The inscription, in repoussé, reads:
+Paregoros, most humble bishop, offers [this] to Christ the True God for the memory and repose of his parents, and brothers, and their children (nieces and nephews), and Nicholas, Se[sic] Severus, and Apphianos, the lector+


Bibliography
I. ?ev?enko, "The Sion Treasure: The Evidence of the Inscriptions," in Ecclesiastical Silver Plate in Sixth-Century Byzantium: Papers of the Symposium held May 16-18, 1986, at the Walters Art Gallery, Baltimore, and Dumbarton Oaks, Washington, D.C., ed. S.A. Boyd and M.M. Mango (Washington, D.C., 1992), 39-56, esp. 39 n. 2, 49 n. 77, 50 n. 80.

S. A. Boyd, "A 'Metropolitan' Treasure from a Church in the Provinces: An introduction to the Study of the Sion Treasure," in Ecclesiastical Silver Plate in Sixth-Century Byzantium: Papers of the Symposium held May 16-18, 1986, at the Walters Art Gallery, Baltimore, and Dumbarton Oaks, Washington, D.C., ed. S.A. Boyd and M.M. Mango (Washington, D.C., 1992), 5-37, esp. 5, 12, 18 n. 87, 32-33, 39 n.2, fig. S60.1-S63.1; S60.2; S61.1-4, checklist nos. 60-61.

S. Boyd, "Literary Evidence for Silver Tomb Revetments in the Early Christian Period," in Thymiama: Ste Mneme tes Laskarinas Boura 1 (Athens, 1994), 35-38, fig. 17-18.

G. Bühl, ed., Dumbarton Oaks: The Collections (Washington, D.C., 2008), 90-92, pl. p. 93.


Acquisition History
Purchased from George Zacos (dealer) by Mrs. Robert Woods Bliss, Switzerland, 1963.

Given by Mrs. Robert Woods Bliss to Dumbarton Oaks Research Library and Collection, Washington, D.C., 1963.

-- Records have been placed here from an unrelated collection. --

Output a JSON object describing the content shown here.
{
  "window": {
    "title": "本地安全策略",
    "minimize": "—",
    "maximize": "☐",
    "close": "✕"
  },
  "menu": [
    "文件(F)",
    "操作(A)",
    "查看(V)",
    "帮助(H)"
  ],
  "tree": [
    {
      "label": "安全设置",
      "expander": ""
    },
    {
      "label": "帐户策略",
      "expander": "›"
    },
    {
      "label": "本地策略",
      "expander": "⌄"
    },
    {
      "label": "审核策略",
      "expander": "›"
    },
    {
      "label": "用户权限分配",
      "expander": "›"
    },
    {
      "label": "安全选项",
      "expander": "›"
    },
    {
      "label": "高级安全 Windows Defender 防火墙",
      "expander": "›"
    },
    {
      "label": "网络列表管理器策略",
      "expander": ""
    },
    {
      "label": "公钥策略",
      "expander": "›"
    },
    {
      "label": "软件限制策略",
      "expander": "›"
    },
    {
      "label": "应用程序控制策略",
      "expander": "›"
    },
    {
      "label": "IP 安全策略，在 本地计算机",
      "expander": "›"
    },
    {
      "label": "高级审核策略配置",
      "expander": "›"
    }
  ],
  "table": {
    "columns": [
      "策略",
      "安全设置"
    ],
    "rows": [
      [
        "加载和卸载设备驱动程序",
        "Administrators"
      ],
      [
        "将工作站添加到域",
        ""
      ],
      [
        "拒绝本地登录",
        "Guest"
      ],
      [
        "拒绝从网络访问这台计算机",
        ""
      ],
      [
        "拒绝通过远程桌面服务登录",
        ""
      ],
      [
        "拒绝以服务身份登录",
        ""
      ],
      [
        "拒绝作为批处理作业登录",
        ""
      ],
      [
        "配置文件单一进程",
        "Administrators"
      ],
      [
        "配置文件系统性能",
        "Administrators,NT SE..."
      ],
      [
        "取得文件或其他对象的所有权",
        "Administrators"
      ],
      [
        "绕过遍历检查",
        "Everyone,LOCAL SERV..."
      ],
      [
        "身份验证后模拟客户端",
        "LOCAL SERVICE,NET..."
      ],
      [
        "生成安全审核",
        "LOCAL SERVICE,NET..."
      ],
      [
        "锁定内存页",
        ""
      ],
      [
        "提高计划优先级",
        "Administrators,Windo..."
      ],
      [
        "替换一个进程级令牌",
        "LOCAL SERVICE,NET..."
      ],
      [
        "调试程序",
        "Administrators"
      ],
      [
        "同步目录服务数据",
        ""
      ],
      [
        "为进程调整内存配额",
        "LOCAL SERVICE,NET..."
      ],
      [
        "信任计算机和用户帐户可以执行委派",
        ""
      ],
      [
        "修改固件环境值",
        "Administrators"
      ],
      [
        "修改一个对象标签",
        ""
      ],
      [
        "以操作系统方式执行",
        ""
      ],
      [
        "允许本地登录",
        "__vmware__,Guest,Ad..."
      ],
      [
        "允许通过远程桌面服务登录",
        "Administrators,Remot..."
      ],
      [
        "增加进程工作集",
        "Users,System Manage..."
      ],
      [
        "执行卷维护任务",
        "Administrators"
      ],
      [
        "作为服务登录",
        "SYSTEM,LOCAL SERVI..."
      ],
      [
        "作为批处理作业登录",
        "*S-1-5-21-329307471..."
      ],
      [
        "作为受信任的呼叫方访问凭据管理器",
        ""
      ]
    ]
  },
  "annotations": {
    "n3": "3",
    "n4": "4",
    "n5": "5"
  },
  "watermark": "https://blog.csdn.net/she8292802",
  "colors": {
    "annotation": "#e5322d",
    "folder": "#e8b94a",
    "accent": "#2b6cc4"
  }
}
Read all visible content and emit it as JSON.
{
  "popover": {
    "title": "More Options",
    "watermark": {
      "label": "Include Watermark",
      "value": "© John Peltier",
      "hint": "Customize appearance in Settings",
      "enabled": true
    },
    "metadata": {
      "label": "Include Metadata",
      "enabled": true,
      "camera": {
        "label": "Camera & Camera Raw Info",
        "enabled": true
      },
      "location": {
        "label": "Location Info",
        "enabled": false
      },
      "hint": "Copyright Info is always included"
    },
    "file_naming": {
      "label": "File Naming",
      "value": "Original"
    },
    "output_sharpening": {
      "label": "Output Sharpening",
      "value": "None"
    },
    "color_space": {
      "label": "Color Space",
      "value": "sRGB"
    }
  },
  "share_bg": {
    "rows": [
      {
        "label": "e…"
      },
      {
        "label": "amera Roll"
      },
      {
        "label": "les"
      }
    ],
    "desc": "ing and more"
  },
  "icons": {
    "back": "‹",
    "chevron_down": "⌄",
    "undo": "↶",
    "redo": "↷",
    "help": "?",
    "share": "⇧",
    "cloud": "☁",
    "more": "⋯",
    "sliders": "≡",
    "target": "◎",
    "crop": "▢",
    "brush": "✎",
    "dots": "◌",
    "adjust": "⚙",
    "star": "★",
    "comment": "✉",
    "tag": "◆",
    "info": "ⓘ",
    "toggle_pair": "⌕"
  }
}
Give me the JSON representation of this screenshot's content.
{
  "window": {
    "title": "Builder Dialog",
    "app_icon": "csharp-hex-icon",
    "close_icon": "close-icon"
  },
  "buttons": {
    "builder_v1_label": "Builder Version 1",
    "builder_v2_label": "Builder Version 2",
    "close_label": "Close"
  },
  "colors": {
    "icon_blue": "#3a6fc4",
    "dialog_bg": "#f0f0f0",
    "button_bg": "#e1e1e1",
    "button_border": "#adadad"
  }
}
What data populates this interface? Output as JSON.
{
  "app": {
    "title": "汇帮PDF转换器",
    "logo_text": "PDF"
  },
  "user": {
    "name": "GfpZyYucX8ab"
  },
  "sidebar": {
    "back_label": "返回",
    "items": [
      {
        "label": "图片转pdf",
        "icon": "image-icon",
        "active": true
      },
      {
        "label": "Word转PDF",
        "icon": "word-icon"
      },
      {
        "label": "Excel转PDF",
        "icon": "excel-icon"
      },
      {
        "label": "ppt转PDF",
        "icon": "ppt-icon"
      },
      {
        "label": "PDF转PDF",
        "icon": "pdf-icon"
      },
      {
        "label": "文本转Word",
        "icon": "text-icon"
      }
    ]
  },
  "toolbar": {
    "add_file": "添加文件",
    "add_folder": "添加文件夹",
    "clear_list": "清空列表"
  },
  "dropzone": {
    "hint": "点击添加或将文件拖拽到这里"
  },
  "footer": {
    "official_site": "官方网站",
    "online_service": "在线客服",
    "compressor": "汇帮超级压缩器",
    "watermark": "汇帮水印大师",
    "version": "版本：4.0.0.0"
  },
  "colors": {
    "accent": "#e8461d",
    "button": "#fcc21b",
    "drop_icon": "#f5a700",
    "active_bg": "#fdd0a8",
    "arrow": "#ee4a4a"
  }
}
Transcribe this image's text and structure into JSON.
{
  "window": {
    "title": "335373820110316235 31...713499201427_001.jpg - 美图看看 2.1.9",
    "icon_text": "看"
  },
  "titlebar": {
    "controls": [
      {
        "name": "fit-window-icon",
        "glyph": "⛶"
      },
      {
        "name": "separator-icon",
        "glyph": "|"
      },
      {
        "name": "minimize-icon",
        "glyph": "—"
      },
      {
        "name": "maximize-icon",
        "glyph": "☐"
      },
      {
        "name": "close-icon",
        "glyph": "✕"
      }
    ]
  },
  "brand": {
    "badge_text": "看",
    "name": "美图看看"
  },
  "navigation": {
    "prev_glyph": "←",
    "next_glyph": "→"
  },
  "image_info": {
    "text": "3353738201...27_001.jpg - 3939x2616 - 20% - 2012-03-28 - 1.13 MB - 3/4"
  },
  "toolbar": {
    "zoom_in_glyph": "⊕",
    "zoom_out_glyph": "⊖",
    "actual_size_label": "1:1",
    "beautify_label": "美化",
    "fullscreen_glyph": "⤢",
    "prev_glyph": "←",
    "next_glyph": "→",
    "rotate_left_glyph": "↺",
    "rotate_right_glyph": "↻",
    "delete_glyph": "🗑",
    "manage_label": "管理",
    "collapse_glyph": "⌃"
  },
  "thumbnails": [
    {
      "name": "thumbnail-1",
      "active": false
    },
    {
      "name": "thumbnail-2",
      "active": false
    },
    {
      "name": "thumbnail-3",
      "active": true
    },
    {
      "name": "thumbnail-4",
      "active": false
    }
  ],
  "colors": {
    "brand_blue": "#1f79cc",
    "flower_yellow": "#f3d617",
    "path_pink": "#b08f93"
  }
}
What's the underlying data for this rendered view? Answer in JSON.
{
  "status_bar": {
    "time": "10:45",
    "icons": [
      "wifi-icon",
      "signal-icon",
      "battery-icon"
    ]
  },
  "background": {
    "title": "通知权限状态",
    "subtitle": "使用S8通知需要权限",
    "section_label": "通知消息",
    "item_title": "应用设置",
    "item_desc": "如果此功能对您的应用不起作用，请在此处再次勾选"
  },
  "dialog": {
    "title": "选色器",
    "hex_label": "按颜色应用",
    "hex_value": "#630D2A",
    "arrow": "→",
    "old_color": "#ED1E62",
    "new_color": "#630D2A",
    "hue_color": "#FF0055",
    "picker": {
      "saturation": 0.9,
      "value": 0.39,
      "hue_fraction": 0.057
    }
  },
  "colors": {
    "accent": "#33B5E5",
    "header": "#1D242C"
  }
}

Dumbarton Oaks Research Library and Collection, Byzantine Collection, Washington, D.C.